Allergic Reactions to Adhesive Bandages Aren’t Pretty—But They’re Actually Common
If you discover a red, itchy and scaly rash under your Band-Aid, you have an allergic reaction. Here’s what to do.
I first heard about allergic reactions to adhesive bandages on—how most of us learn about weird things these days—TikTok. I was delivered an alarming video of a woman whose skin was oozing a golden yellow liquid after wearing a bandage for a few days. So when I recently saw the same yellowness (among other attractive symptoms) on my leg after peeling off a Band-Aid, I had a hunch about what had happened. How common, and serious, is this allergy?
According to Sandy Skotnicki, a dermatologist in Toronto, it’s not rare. “The most common bandage adhesive comes from the naturally occurring ingredient called colophony or rosin,” she says, which is a sticky golden resin that comes from the sap of pine trees. “Its stickiness lends itself to being used in a wide range of products,” says Skotnicki. People sometimes assume a natural ingredient is better for skin than a synthetic one, but both can lead to allergic dermatitis.
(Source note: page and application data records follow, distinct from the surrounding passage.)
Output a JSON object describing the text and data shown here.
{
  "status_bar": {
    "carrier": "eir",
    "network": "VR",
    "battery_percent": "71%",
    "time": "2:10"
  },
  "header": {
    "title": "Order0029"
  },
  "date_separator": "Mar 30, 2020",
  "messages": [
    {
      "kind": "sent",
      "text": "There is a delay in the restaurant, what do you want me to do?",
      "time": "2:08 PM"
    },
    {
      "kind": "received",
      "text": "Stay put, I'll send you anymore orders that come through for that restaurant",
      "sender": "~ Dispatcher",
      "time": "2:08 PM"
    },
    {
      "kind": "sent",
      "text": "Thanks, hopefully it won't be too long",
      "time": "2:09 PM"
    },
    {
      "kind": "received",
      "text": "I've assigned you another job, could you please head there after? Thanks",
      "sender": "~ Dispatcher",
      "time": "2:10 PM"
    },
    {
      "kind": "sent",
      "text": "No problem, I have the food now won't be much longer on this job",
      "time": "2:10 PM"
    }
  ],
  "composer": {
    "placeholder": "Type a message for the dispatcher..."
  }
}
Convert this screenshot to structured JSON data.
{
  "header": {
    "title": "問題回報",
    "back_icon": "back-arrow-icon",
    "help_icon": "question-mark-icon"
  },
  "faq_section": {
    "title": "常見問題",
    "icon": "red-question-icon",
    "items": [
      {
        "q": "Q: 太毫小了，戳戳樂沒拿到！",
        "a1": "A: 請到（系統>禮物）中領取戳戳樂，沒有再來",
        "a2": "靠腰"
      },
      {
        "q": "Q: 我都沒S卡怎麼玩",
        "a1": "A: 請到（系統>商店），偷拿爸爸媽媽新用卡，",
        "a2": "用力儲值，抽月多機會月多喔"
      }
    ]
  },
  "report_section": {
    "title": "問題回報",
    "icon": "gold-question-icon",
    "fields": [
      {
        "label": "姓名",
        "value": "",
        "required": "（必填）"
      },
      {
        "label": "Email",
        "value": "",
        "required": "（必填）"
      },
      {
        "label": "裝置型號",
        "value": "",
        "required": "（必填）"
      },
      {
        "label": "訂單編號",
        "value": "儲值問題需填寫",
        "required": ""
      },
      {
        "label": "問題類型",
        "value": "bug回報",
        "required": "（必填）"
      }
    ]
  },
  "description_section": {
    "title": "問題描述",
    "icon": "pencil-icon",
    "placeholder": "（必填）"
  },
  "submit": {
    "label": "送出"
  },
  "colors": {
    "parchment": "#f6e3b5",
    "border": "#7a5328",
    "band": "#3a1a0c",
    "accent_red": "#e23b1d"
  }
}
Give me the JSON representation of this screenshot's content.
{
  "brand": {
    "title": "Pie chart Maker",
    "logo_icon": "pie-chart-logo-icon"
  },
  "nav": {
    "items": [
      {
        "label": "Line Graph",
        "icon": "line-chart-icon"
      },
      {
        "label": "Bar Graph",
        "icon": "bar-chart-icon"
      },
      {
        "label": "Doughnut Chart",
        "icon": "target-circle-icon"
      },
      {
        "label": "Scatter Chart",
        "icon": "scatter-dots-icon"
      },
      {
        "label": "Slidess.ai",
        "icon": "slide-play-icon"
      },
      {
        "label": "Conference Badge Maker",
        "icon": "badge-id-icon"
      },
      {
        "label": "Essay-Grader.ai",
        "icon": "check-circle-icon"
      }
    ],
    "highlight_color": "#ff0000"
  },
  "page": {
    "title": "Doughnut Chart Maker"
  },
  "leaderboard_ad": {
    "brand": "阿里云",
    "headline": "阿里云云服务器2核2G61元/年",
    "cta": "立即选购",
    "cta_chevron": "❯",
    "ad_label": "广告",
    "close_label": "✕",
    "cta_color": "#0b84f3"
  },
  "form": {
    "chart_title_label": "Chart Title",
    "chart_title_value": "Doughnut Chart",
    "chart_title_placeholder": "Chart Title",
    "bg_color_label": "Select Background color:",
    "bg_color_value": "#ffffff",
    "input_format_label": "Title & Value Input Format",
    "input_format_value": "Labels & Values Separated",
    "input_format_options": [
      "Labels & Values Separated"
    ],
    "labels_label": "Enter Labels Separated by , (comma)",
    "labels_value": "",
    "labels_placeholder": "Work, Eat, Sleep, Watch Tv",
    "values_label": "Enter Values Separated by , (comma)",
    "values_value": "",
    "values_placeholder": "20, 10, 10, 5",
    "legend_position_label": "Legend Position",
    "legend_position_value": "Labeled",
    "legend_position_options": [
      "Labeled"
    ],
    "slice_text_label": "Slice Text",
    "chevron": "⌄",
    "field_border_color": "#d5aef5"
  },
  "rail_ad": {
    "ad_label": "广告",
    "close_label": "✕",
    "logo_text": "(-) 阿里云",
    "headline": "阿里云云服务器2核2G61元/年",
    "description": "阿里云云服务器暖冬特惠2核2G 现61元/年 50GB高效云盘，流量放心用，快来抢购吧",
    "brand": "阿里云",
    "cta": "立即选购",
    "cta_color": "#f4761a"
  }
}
It took my reaction six weeks to heal—don’t be like me. Here’s how to prevent, spot and soothe an allergic reaction from an adhesive bandage.
How do you identify allergic dermatitis to adhesive bandages?
A tell-tale sign of a reaction is if you develop a red, itchy and scaly eruption in the exact location under a bandage, says Skotnicki. But it doesn’t appear right away—it can take 24-48 hours to develop.
“Allergic contact dermatitis is a delayed type of allergy,” she says. “There are two phases: In the first, a sensitization where the immune system in the skin recognizes the chemical in contact with it as foreign and develops an immune response against it. And in the second phase, every time the skin is in contact with the chemical going forward, an allergic contact dermatitis results as the immune system recognizes this chemical as foreign.”
What does it mean if skin reacts by also expelling a yellowish liquid?
“The more severe the contact allergy, the more severe the resulting allergic dermatitis,” says Skotnicki. This often means blisters develop in the top layer of skin and release yellow fluid.
How can you treat the reaction?
“Any allergic contact dermatitis can be treated with topical hydrocortisone,” says Skotnicki. Mild versions can be purchased over-the-counter at any drugstore, but a higher strength can be prescribed by a doctor, if necessary.
What can I use instead of Band-Aids?
Are there any other potential allergens I should be aware of?
“Many newer bandage adhesives are made from the chemical class called acrylates,” says Skotnicki, “and many acrylates can also cause contact allergic reactions.” The good news is most bandages use proprietary acrylate adhesives, she says, and reports of allergies to them are low.